Exercise prompt: On every line of the listing, check for "Message"; copy the lines that have it.

Records shown:

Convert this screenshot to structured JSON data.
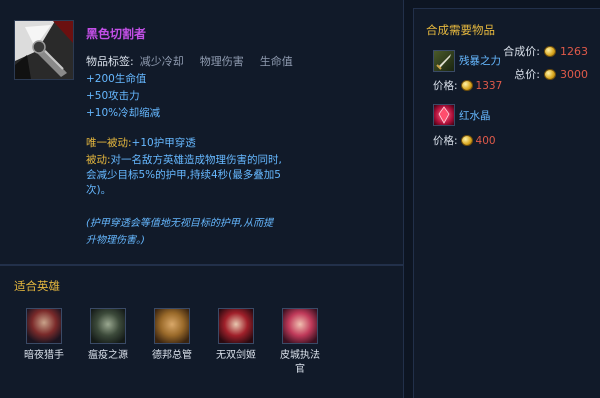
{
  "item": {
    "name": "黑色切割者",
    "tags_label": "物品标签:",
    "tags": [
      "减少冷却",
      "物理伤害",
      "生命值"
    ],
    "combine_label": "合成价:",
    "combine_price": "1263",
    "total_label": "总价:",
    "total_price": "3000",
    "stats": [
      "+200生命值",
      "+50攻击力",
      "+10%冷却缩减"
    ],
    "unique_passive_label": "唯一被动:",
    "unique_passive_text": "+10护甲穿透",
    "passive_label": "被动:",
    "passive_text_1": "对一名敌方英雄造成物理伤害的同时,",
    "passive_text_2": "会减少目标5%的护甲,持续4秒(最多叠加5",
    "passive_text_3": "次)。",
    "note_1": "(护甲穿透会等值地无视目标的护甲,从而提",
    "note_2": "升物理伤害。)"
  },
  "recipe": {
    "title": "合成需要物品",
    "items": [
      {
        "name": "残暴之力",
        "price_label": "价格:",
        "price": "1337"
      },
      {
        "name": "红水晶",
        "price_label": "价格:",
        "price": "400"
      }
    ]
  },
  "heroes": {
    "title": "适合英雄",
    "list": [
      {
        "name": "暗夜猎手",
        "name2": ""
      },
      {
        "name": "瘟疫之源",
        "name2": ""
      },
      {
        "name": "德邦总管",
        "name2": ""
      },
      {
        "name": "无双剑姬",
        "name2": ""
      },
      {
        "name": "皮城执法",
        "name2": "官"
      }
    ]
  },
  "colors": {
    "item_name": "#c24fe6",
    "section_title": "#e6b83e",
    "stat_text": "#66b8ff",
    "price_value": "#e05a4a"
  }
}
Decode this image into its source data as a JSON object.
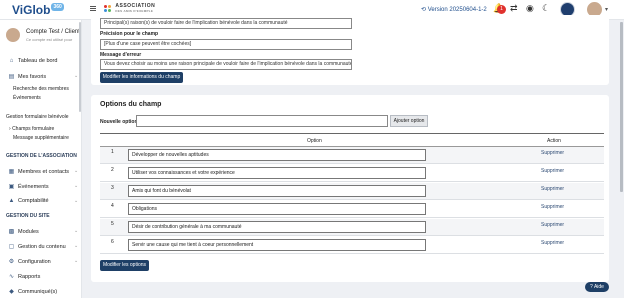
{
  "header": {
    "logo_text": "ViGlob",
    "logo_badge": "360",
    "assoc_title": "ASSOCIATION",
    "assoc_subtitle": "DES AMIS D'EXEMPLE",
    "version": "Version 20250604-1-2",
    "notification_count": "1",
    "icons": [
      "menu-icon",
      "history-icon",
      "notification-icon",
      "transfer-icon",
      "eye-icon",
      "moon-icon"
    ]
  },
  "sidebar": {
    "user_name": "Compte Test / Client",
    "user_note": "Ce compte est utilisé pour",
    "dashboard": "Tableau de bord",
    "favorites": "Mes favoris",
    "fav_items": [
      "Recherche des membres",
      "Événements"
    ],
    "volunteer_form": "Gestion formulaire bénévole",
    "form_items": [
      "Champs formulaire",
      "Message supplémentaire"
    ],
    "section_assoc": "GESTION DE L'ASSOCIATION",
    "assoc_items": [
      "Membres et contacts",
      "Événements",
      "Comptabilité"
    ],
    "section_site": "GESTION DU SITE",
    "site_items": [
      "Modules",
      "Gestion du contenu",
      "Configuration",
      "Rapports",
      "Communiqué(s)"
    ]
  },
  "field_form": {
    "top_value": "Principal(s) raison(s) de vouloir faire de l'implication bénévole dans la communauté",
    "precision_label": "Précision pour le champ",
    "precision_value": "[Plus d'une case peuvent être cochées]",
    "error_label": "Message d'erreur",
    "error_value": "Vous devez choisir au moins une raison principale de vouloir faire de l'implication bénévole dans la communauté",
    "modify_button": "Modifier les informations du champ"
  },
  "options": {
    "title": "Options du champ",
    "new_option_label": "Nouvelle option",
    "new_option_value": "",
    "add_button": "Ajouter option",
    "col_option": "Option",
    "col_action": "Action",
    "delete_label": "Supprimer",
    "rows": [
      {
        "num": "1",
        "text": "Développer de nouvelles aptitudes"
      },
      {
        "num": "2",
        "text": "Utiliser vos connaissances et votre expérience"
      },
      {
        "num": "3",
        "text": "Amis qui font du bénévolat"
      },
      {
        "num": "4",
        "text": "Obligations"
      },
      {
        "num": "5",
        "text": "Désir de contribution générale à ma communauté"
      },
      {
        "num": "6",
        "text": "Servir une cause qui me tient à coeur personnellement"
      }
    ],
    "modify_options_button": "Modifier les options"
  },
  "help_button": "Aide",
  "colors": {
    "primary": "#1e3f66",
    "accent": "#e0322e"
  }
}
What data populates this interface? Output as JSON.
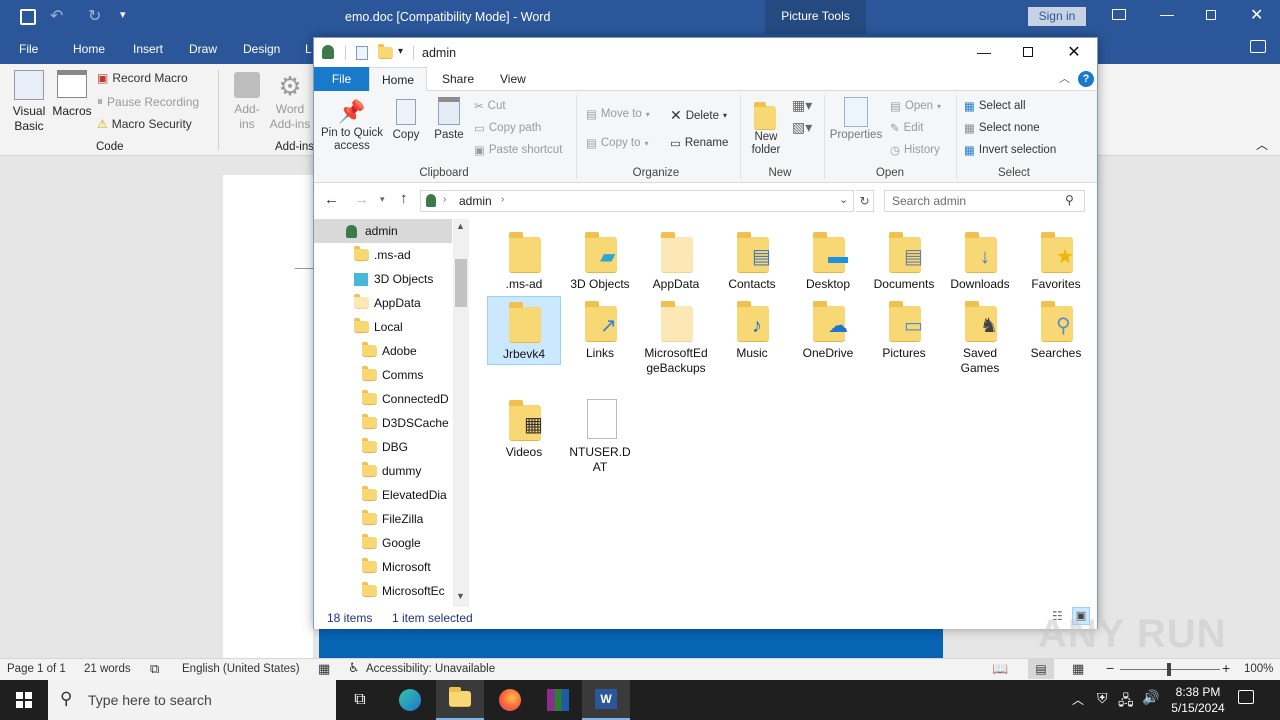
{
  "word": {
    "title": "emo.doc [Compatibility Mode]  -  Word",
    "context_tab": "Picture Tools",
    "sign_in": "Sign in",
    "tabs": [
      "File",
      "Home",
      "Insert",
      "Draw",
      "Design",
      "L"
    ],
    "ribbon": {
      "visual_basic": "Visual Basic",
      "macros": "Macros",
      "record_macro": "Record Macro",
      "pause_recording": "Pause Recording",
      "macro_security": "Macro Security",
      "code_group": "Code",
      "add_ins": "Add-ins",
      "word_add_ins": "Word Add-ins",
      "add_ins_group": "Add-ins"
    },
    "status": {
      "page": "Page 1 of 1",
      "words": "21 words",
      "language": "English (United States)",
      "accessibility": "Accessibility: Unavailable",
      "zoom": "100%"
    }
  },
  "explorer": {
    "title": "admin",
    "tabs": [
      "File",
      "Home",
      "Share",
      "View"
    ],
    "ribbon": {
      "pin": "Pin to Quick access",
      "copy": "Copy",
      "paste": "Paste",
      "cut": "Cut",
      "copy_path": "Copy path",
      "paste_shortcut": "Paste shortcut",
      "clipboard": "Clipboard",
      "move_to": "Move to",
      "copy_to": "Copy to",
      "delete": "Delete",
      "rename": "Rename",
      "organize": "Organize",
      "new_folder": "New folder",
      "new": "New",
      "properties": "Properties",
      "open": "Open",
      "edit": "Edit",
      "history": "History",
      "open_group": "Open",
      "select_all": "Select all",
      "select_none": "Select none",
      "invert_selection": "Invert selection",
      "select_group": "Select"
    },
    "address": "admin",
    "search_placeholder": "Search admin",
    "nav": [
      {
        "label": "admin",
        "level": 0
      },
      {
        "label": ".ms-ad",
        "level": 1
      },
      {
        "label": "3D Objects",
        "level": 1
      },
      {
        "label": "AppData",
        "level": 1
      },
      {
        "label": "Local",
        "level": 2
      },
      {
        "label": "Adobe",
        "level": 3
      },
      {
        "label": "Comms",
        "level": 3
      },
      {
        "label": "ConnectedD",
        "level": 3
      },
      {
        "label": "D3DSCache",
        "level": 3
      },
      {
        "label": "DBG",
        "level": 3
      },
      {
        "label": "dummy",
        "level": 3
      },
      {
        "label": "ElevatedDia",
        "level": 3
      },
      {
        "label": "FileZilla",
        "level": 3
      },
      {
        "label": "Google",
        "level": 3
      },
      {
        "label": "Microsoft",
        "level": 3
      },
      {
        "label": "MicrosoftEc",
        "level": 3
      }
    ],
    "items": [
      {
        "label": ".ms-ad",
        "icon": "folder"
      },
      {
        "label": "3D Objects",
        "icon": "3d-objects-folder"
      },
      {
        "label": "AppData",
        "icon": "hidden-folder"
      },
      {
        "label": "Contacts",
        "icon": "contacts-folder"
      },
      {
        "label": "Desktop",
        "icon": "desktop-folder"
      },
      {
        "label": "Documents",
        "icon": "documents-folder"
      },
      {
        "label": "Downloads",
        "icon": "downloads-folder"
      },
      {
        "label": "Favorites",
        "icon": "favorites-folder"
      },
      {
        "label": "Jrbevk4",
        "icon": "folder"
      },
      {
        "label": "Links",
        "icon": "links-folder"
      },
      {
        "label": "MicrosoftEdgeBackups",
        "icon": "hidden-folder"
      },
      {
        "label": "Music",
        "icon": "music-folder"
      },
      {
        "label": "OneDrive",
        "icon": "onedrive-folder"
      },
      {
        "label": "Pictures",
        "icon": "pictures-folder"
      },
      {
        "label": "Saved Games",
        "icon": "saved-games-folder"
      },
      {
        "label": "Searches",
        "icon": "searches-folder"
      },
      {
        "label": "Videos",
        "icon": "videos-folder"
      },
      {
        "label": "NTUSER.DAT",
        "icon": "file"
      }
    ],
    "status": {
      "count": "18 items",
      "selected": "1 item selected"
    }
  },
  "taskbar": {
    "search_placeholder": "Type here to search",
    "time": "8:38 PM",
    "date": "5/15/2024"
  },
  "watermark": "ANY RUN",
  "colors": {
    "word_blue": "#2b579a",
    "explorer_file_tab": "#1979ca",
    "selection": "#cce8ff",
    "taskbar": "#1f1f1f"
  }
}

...

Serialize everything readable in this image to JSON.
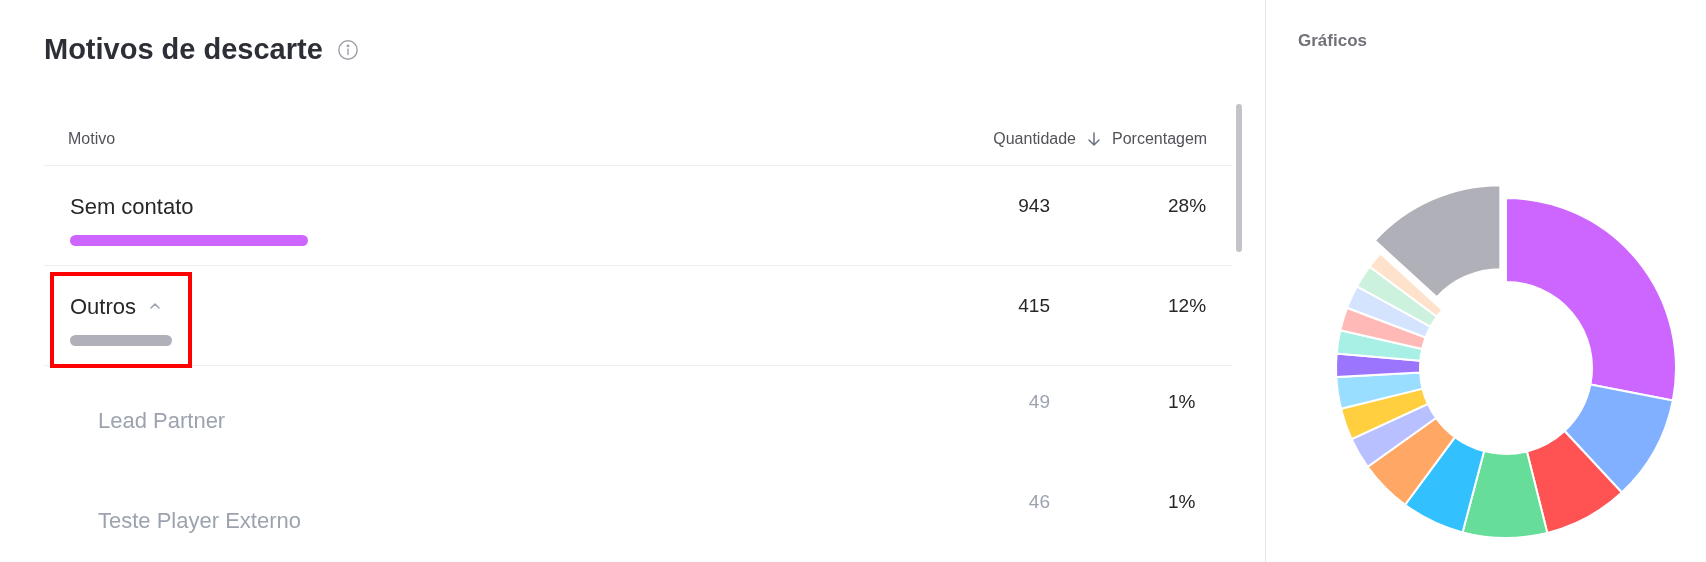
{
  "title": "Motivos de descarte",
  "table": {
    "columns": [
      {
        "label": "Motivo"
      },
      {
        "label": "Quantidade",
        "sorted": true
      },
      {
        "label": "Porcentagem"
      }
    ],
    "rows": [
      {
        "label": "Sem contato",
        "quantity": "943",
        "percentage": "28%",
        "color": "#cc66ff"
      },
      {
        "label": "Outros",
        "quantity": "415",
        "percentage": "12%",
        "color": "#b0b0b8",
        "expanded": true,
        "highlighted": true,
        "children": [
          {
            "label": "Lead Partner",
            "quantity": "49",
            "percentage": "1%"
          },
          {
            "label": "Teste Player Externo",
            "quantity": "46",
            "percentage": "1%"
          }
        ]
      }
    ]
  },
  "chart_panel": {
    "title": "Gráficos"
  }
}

Worked solution:
      "Message supplémentaire"
    "error_label": "Message d'erreur",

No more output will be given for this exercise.